Data about app and page elements:
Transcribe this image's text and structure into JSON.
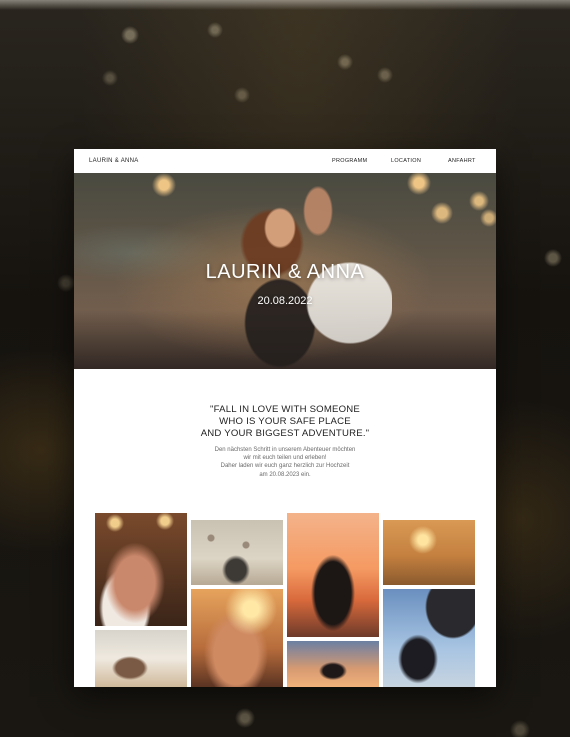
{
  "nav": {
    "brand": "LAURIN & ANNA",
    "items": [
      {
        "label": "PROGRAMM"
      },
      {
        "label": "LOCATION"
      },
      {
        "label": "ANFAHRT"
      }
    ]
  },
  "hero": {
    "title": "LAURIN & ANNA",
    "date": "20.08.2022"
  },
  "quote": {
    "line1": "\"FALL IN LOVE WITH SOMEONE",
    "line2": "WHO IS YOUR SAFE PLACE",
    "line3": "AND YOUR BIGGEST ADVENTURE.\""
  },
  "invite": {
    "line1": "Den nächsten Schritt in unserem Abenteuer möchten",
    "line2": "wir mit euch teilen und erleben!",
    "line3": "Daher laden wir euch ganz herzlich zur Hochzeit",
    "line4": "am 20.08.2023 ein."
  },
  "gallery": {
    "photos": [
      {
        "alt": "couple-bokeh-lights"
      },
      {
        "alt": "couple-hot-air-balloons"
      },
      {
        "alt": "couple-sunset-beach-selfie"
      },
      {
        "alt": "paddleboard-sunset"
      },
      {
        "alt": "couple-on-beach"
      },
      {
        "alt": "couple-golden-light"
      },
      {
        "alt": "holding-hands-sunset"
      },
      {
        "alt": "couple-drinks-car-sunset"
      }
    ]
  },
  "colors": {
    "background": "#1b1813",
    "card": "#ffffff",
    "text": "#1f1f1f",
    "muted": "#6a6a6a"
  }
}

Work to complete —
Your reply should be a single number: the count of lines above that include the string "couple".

Exercise output —
6